## Work task:
Copy each line below word for word and drop every image.

++++++

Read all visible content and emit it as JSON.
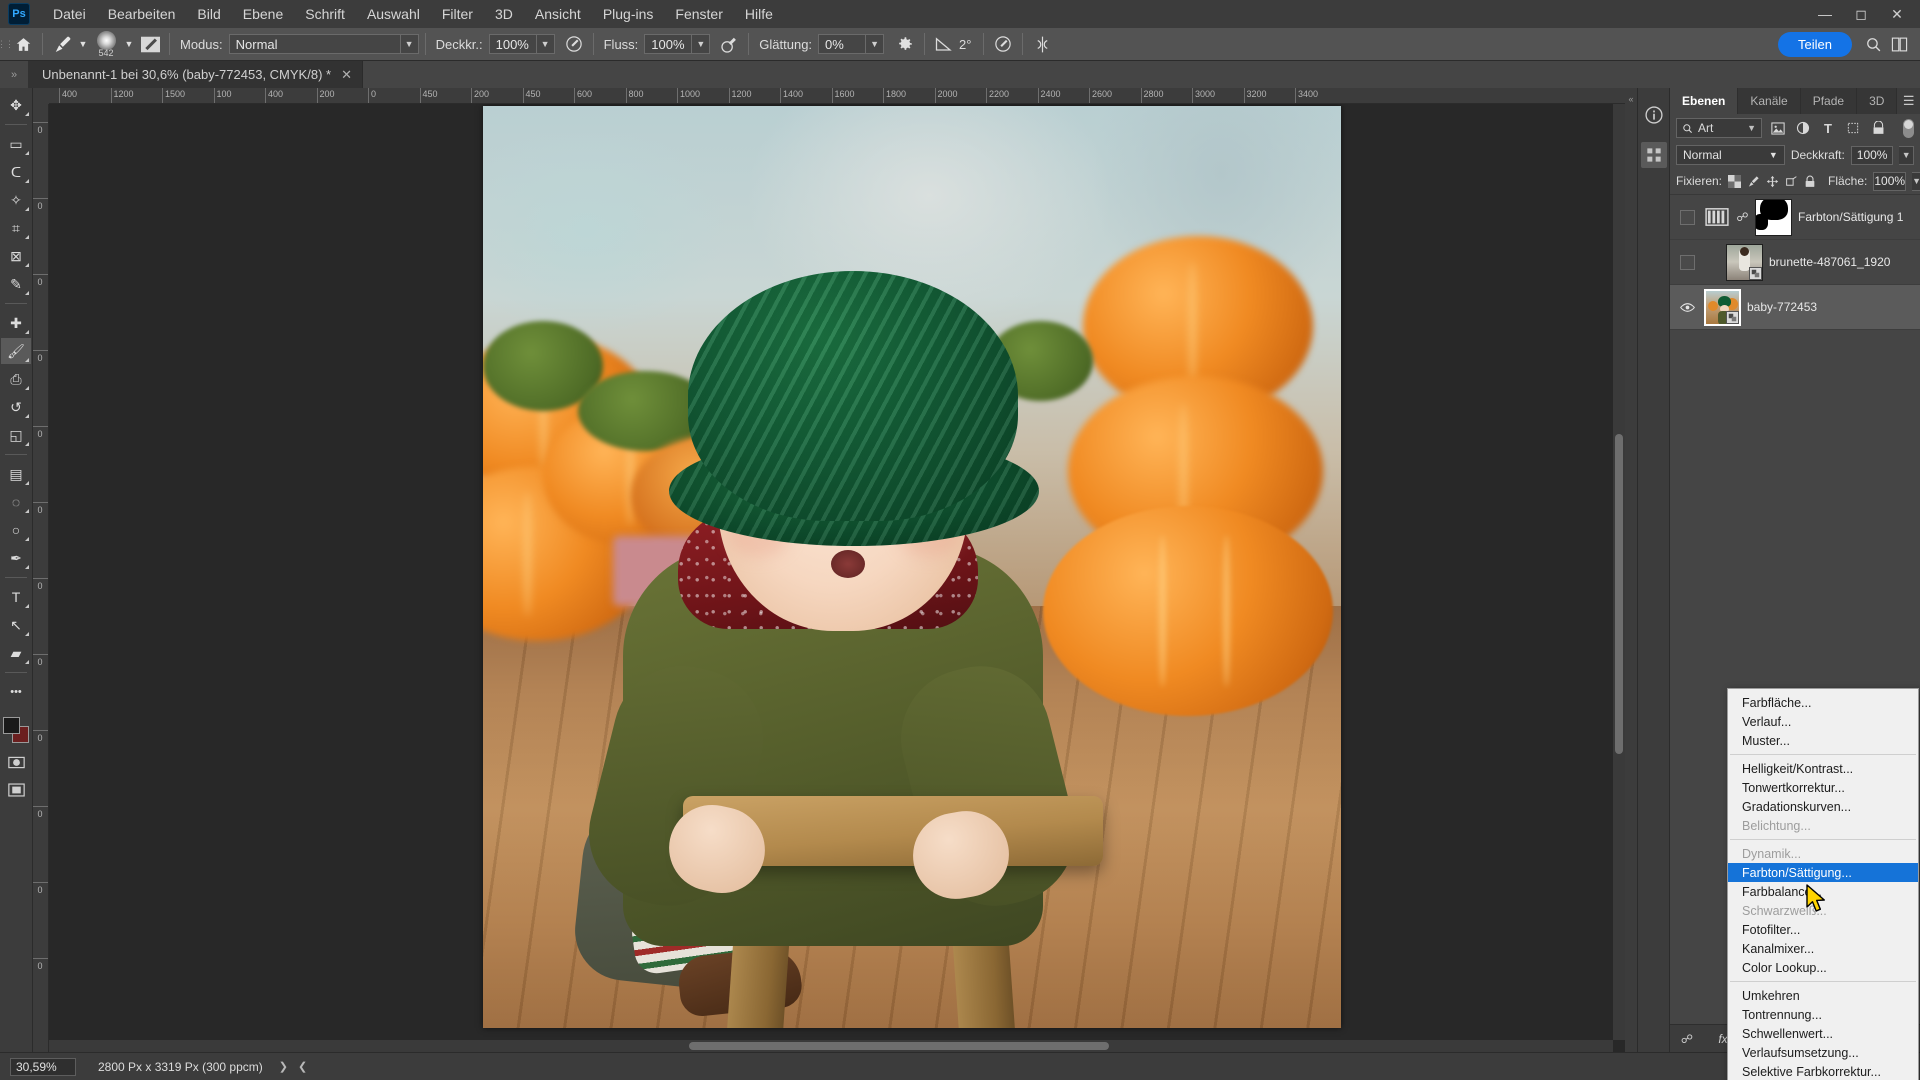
{
  "app": {
    "logo": "Ps",
    "menus": [
      "Datei",
      "Bearbeiten",
      "Bild",
      "Ebene",
      "Schrift",
      "Auswahl",
      "Filter",
      "3D",
      "Ansicht",
      "Plug-ins",
      "Fenster",
      "Hilfe"
    ],
    "window_controls": [
      "minimize",
      "maximize",
      "close"
    ]
  },
  "options_bar": {
    "home_icon": "home-icon",
    "brush_icon": "brush-icon",
    "brush_size": "542",
    "brush_preset_icon": "brush-preset-icon",
    "mode_label": "Modus:",
    "mode_value": "Normal",
    "opacity_label": "Deckkr.:",
    "opacity_value": "100%",
    "pressure_opacity_icon": "pressure-opacity-icon",
    "flow_label": "Fluss:",
    "flow_value": "100%",
    "airbrush_icon": "airbrush-icon",
    "smoothing_label": "Glättung:",
    "smoothing_value": "0%",
    "settings_icon": "gear-icon",
    "angle_icon": "angle-icon",
    "angle_value": "2°",
    "pressure_size_icon": "pressure-size-icon",
    "symmetry_icon": "symmetry-icon",
    "share_label": "Teilen",
    "search_icon": "search-icon",
    "arrange_icon": "arrange-icon"
  },
  "tab_bar": {
    "expand_icon": "chevron-double-right-icon",
    "document_title": "Unbenannt-1 bei 30,6% (baby-772453, CMYK/8) *",
    "close_icon": "close-icon"
  },
  "toolbar": {
    "tools": [
      {
        "name": "move-tool",
        "glyph": "✥",
        "active": false
      },
      {
        "name": "marquee-tool",
        "glyph": "▭",
        "active": false
      },
      {
        "name": "lasso-tool",
        "glyph": "ᑕ",
        "active": false
      },
      {
        "name": "object-selection-tool",
        "glyph": "✧",
        "active": false
      },
      {
        "name": "crop-tool",
        "glyph": "⌗",
        "active": false
      },
      {
        "name": "frame-tool",
        "glyph": "⊠",
        "active": false
      },
      {
        "name": "eyedropper-tool",
        "glyph": "✎",
        "active": false
      },
      {
        "name": "healing-brush-tool",
        "glyph": "✚",
        "active": false
      },
      {
        "name": "brush-tool",
        "glyph": "🖌",
        "active": true
      },
      {
        "name": "clone-stamp-tool",
        "glyph": "⎙",
        "active": false
      },
      {
        "name": "history-brush-tool",
        "glyph": "↺",
        "active": false
      },
      {
        "name": "eraser-tool",
        "glyph": "◱",
        "active": false
      },
      {
        "name": "gradient-tool",
        "glyph": "▤",
        "active": false
      },
      {
        "name": "blur-tool",
        "glyph": "◌",
        "active": false
      },
      {
        "name": "dodge-tool",
        "glyph": "○",
        "active": false
      },
      {
        "name": "pen-tool",
        "glyph": "✒",
        "active": false
      },
      {
        "name": "type-tool",
        "glyph": "T",
        "active": false
      },
      {
        "name": "path-selection-tool",
        "glyph": "↖",
        "active": false
      },
      {
        "name": "shape-tool",
        "glyph": "▰",
        "active": false
      },
      {
        "name": "more-tools",
        "glyph": "•••",
        "active": false
      }
    ],
    "foreground_color": "#1a1a1a",
    "background_color": "#6b1f1f",
    "quick-mask": "quick-mask-icon",
    "screen-mode": "screen-mode-icon"
  },
  "rulers": {
    "h_labels": [
      "400",
      "1200",
      "1500",
      "100",
      "400",
      "200",
      "0",
      "450",
      "200",
      "450",
      "600",
      "800",
      "1000",
      "1200",
      "1400",
      "1600",
      "1800",
      "2000",
      "2200",
      "2400",
      "2600",
      "2800",
      "3000",
      "3200",
      "3400"
    ],
    "v_labels": [
      "0",
      "0",
      "0",
      "0",
      "0",
      "0",
      "0",
      "0",
      "0",
      "0",
      "0",
      "0"
    ],
    "unit": "Px"
  },
  "layers_panel": {
    "tabs": [
      {
        "label": "Ebenen",
        "active": true
      },
      {
        "label": "Kanäle",
        "active": false
      },
      {
        "label": "Pfade",
        "active": false
      },
      {
        "label": "3D",
        "active": false
      }
    ],
    "menu_icon": "panel-menu-icon",
    "filter": {
      "search_icon": "search-icon",
      "kind_value": "Art",
      "caret": "chevron-down-icon",
      "icons": [
        "image-filter-icon",
        "adjustment-filter-icon",
        "type-filter-icon",
        "shape-filter-icon",
        "smart-object-filter-icon"
      ],
      "toggle": "filter-toggle"
    },
    "blend_mode": "Normal",
    "opacity_label": "Deckkraft:",
    "opacity_value": "100%",
    "lock_label": "Fixieren:",
    "lock_icons": [
      "lock-transparency-icon",
      "lock-image-icon",
      "lock-position-icon",
      "lock-artboard-icon",
      "lock-all-icon"
    ],
    "fill_label": "Fläche:",
    "fill_value": "100%",
    "layers": [
      {
        "name": "Farbton/Sättigung 1",
        "visible": false,
        "selected": false,
        "type": "adjustment",
        "has_mask": true,
        "linked": true
      },
      {
        "name": "brunette-487061_1920",
        "visible": false,
        "selected": false,
        "type": "smart-object",
        "has_mask": false,
        "linked": false
      },
      {
        "name": "baby-772453",
        "visible": true,
        "selected": true,
        "type": "smart-object",
        "has_mask": false,
        "linked": false
      }
    ],
    "footer_icons": [
      "link-layers-icon",
      "layer-style-icon",
      "add-mask-icon",
      "new-adjustment-icon",
      "new-group-icon",
      "new-layer-icon",
      "delete-layer-icon"
    ]
  },
  "dock": {
    "icons": [
      "info-icon",
      "actions-icon"
    ]
  },
  "context_menu": {
    "groups": [
      [
        {
          "label": "Farbfläche...",
          "state": "normal"
        },
        {
          "label": "Verlauf...",
          "state": "normal"
        },
        {
          "label": "Muster...",
          "state": "normal"
        }
      ],
      [
        {
          "label": "Helligkeit/Kontrast...",
          "state": "normal"
        },
        {
          "label": "Tonwertkorrektur...",
          "state": "normal"
        },
        {
          "label": "Gradationskurven...",
          "state": "normal"
        },
        {
          "label": "Belichtung...",
          "state": "disabled"
        }
      ],
      [
        {
          "label": "Dynamik...",
          "state": "disabled"
        },
        {
          "label": "Farbton/Sättigung...",
          "state": "highlighted"
        },
        {
          "label": "Farbbalance...",
          "state": "normal"
        },
        {
          "label": "Schwarzweiß...",
          "state": "disabled"
        },
        {
          "label": "Fotofilter...",
          "state": "normal"
        },
        {
          "label": "Kanalmixer...",
          "state": "normal"
        },
        {
          "label": "Color Lookup...",
          "state": "normal"
        }
      ],
      [
        {
          "label": "Umkehren",
          "state": "normal"
        },
        {
          "label": "Tontrennung...",
          "state": "normal"
        },
        {
          "label": "Schwellenwert...",
          "state": "normal"
        },
        {
          "label": "Verlaufsumsetzung...",
          "state": "normal"
        },
        {
          "label": "Selektive Farbkorrektur...",
          "state": "normal"
        }
      ]
    ]
  },
  "status_bar": {
    "zoom_value": "30,59%",
    "doc_dimensions": "2800 Px x 3319 Px (300 ppcm)",
    "next_arrow": "chevron-right-icon",
    "prev_arrow": "chevron-left-icon"
  },
  "colors": {
    "accent_blue": "#1473e6",
    "highlight_blue": "#1573d8",
    "panel_bg": "#454545",
    "chrome_bg": "#3c3c3c",
    "canvas_bg": "#282828"
  }
}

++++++

## Result of this task:
Read all visible content and emit it as JSON.
{
  "app": {
    "logo": "Ps",
    "menus": [
      "Datei",
      "Bearbeiten",
      "Bild",
      "Ebene",
      "Schrift",
      "Auswahl",
      "Filter",
      "3D",
      "Ansicht",
      "Plug-ins",
      "Fenster",
      "Hilfe"
    ],
    "window_controls": [
      "minimize",
      "maximize",
      "close"
    ]
  },
  "options_bar": {
    "home_icon": "home-icon",
    "brush_icon": "brush-icon",
    "brush_size": "542",
    "brush_preset_icon": "brush-preset-icon",
    "mode_label": "Modus:",
    "mode_value": "Normal",
    "opacity_label": "Deckkr.:",
    "opacity_value": "100%",
    "pressure_opacity_icon": "pressure-opacity-icon",
    "flow_label": "Fluss:",
    "flow_value": "100%",
    "airbrush_icon": "airbrush-icon",
    "smoothing_label": "Glättung:",
    "smoothing_value": "0%",
    "settings_icon": "gear-icon",
    "angle_icon": "angle-icon",
    "angle_value": "2°",
    "pressure_size_icon": "pressure-size-icon",
    "symmetry_icon": "symmetry-icon",
    "share_label": "Teilen",
    "search_icon": "search-icon",
    "arrange_icon": "arrange-icon"
  },
  "tab_bar": {
    "expand_icon": "chevron-double-right-icon",
    "document_title": "Unbenannt-1 bei 30,6% (baby-772453, CMYK/8) *",
    "close_icon": "close-icon"
  },
  "toolbar": {
    "tools": [
      {
        "name": "move-tool",
        "glyph": "✥",
        "active": false
      },
      {
        "name": "marquee-tool",
        "glyph": "▭",
        "active": false
      },
      {
        "name": "lasso-tool",
        "glyph": "ᑕ",
        "active": false
      },
      {
        "name": "object-selection-tool",
        "glyph": "✧",
        "active": false
      },
      {
        "name": "crop-tool",
        "glyph": "⌗",
        "active": false
      },
      {
        "name": "frame-tool",
        "glyph": "⊠",
        "active": false
      },
      {
        "name": "eyedropper-tool",
        "glyph": "✎",
        "active": false
      },
      {
        "name": "healing-brush-tool",
        "glyph": "✚",
        "active": false
      },
      {
        "name": "brush-tool",
        "glyph": "🖌",
        "active": true
      },
      {
        "name": "clone-stamp-tool",
        "glyph": "⎙",
        "active": false
      },
      {
        "name": "history-brush-tool",
        "glyph": "↺",
        "active": false
      },
      {
        "name": "eraser-tool",
        "glyph": "◱",
        "active": false
      },
      {
        "name": "gradient-tool",
        "glyph": "▤",
        "active": false
      },
      {
        "name": "blur-tool",
        "glyph": "◌",
        "active": false
      },
      {
        "name": "dodge-tool",
        "glyph": "○",
        "active": false
      },
      {
        "name": "pen-tool",
        "glyph": "✒",
        "active": false
      },
      {
        "name": "type-tool",
        "glyph": "T",
        "active": false
      },
      {
        "name": "path-selection-tool",
        "glyph": "↖",
        "active": false
      },
      {
        "name": "shape-tool",
        "glyph": "▰",
        "active": false
      },
      {
        "name": "more-tools",
        "glyph": "•••",
        "active": false
      }
    ],
    "foreground_color": "#1a1a1a",
    "background_color": "#6b1f1f",
    "quick-mask": "quick-mask-icon",
    "screen-mode": "screen-mode-icon"
  },
  "rulers": {
    "h_labels": [
      "400",
      "1200",
      "1500",
      "100",
      "400",
      "200",
      "0",
      "450",
      "200",
      "450",
      "600",
      "800",
      "1000",
      "1200",
      "1400",
      "1600",
      "1800",
      "2000",
      "2200",
      "2400",
      "2600",
      "2800",
      "3000",
      "3200",
      "3400"
    ],
    "v_labels": [
      "0",
      "0",
      "0",
      "0",
      "0",
      "0",
      "0",
      "0",
      "0",
      "0",
      "0",
      "0"
    ],
    "unit": "Px"
  },
  "layers_panel": {
    "tabs": [
      {
        "label": "Ebenen",
        "active": true
      },
      {
        "label": "Kanäle",
        "active": false
      },
      {
        "label": "Pfade",
        "active": false
      },
      {
        "label": "3D",
        "active": false
      }
    ],
    "menu_icon": "panel-menu-icon",
    "filter": {
      "search_icon": "search-icon",
      "kind_value": "Art",
      "caret": "chevron-down-icon",
      "icons": [
        "image-filter-icon",
        "adjustment-filter-icon",
        "type-filter-icon",
        "shape-filter-icon",
        "smart-object-filter-icon"
      ],
      "toggle": "filter-toggle"
    },
    "blend_mode": "Normal",
    "opacity_label": "Deckkraft:",
    "opacity_value": "100%",
    "lock_label": "Fixieren:",
    "lock_icons": [
      "lock-transparency-icon",
      "lock-image-icon",
      "lock-position-icon",
      "lock-artboard-icon",
      "lock-all-icon"
    ],
    "fill_label": "Fläche:",
    "fill_value": "100%",
    "layers": [
      {
        "name": "Farbton/Sättigung 1",
        "visible": false,
        "selected": false,
        "type": "adjustment",
        "has_mask": true,
        "linked": true
      },
      {
        "name": "brunette-487061_1920",
        "visible": false,
        "selected": false,
        "type": "smart-object",
        "has_mask": false,
        "linked": false
      },
      {
        "name": "baby-772453",
        "visible": true,
        "selected": true,
        "type": "smart-object",
        "has_mask": false,
        "linked": false
      }
    ],
    "footer_icons": [
      "link-layers-icon",
      "layer-style-icon",
      "add-mask-icon",
      "new-adjustment-icon",
      "new-group-icon",
      "new-layer-icon",
      "delete-layer-icon"
    ]
  },
  "dock": {
    "icons": [
      "info-icon",
      "actions-icon"
    ]
  },
  "context_menu": {
    "groups": [
      [
        {
          "label": "Farbfläche...",
          "state": "normal"
        },
        {
          "label": "Verlauf...",
          "state": "normal"
        },
        {
          "label": "Muster...",
          "state": "normal"
        }
      ],
      [
        {
          "label": "Helligkeit/Kontrast...",
          "state": "normal"
        },
        {
          "label": "Tonwertkorrektur...",
          "state": "normal"
        },
        {
          "label": "Gradationskurven...",
          "state": "normal"
        },
        {
          "label": "Belichtung...",
          "state": "disabled"
        }
      ],
      [
        {
          "label": "Dynamik...",
          "state": "disabled"
        },
        {
          "label": "Farbton/Sättigung...",
          "state": "highlighted"
        },
        {
          "label": "Farbbalance...",
          "state": "normal"
        },
        {
          "label": "Schwarzweiß...",
          "state": "disabled"
        },
        {
          "label": "Fotofilter...",
          "state": "normal"
        },
        {
          "label": "Kanalmixer...",
          "state": "normal"
        },
        {
          "label": "Color Lookup...",
          "state": "normal"
        }
      ],
      [
        {
          "label": "Umkehren",
          "state": "normal"
        },
        {
          "label": "Tontrennung...",
          "state": "normal"
        },
        {
          "label": "Schwellenwert...",
          "state": "normal"
        },
        {
          "label": "Verlaufsumsetzung...",
          "state": "normal"
        },
        {
          "label": "Selektive Farbkorrektur...",
          "state": "normal"
        }
      ]
    ]
  },
  "status_bar": {
    "zoom_value": "30,59%",
    "doc_dimensions": "2800 Px x 3319 Px (300 ppcm)",
    "next_arrow": "chevron-right-icon",
    "prev_arrow": "chevron-left-icon"
  },
  "colors": {
    "accent_blue": "#1473e6",
    "highlight_blue": "#1573d8",
    "panel_bg": "#454545",
    "chrome_bg": "#3c3c3c",
    "canvas_bg": "#282828"
  }
}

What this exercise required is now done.